### Supplied entries ###

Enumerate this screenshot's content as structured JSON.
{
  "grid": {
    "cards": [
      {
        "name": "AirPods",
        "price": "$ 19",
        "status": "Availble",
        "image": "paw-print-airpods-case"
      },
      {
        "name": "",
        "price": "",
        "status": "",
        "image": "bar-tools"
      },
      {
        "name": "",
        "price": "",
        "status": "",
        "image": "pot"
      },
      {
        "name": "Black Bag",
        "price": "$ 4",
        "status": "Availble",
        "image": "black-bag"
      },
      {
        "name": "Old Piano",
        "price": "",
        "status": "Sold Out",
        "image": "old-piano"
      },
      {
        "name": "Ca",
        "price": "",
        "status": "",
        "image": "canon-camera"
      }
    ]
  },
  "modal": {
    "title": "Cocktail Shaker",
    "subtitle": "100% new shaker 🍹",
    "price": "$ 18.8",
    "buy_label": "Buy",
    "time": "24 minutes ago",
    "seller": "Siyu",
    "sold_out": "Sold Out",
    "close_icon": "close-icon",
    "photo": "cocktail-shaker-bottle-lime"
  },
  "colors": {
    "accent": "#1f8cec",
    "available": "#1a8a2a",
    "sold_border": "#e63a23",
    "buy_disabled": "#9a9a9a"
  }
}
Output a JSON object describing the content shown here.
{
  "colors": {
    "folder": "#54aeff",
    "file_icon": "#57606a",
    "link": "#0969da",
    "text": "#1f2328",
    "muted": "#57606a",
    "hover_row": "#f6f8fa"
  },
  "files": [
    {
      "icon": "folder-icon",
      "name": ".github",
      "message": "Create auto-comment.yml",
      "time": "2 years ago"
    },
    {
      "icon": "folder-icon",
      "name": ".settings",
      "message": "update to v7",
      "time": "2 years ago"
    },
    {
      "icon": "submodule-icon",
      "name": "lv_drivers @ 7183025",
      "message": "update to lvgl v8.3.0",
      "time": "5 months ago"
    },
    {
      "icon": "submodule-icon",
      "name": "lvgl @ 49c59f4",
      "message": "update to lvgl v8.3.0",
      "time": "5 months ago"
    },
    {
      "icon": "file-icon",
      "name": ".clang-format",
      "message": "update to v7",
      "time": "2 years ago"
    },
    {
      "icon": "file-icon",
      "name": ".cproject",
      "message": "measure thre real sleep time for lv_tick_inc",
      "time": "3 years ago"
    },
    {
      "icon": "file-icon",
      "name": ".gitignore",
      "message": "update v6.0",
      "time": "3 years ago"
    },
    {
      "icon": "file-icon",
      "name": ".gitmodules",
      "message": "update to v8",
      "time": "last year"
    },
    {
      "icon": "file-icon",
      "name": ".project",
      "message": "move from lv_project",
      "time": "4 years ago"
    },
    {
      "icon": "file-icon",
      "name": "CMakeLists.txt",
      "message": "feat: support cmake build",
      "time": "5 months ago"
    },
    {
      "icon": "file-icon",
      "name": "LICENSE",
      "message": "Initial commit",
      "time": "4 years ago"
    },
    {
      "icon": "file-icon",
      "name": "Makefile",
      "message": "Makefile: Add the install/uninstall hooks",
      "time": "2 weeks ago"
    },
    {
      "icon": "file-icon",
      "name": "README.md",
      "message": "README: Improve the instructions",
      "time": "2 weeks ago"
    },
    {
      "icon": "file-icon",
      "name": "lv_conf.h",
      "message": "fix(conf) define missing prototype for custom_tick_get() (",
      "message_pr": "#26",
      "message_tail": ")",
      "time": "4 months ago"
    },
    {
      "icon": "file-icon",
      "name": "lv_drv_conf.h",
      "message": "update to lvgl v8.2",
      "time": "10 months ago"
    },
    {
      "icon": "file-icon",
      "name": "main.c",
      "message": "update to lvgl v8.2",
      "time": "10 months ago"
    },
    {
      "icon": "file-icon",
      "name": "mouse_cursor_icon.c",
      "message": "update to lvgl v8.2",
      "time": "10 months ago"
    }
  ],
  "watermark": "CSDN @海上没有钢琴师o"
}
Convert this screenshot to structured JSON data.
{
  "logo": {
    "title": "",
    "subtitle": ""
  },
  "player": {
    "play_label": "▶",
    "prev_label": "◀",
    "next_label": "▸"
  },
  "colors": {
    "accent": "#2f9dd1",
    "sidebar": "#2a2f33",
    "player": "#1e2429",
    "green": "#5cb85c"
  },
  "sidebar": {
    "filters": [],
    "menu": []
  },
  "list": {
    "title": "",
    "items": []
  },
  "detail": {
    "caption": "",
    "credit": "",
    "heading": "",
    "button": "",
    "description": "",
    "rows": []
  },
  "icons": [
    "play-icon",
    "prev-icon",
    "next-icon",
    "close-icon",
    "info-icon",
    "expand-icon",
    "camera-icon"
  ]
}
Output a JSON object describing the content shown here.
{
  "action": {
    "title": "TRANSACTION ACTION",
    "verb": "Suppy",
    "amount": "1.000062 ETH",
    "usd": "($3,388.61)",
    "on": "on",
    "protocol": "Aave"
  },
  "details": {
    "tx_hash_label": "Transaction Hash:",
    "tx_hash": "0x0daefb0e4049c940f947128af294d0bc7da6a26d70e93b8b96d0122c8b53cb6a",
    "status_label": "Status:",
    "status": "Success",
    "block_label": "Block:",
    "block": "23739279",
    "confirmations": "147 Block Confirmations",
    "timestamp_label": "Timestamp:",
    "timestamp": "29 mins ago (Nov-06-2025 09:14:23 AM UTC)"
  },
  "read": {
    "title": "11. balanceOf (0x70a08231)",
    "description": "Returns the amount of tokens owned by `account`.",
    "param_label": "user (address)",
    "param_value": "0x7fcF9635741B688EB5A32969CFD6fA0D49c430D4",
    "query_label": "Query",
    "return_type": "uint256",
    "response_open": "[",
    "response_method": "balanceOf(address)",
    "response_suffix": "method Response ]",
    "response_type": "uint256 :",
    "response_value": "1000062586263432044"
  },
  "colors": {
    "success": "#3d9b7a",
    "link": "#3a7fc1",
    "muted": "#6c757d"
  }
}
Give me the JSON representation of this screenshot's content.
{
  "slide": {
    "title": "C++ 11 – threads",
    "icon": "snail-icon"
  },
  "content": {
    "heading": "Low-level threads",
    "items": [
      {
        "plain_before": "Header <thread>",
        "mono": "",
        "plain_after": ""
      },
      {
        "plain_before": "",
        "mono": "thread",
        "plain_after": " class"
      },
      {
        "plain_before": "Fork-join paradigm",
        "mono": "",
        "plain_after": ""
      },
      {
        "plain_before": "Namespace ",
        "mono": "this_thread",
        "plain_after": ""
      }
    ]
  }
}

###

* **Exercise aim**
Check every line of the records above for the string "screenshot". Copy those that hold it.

* **Finished exercise**
Enumerate this screenshot's content as structured JSON.
Convert this screenshot to structured JSON data.
Give me the JSON representation of this screenshot's content.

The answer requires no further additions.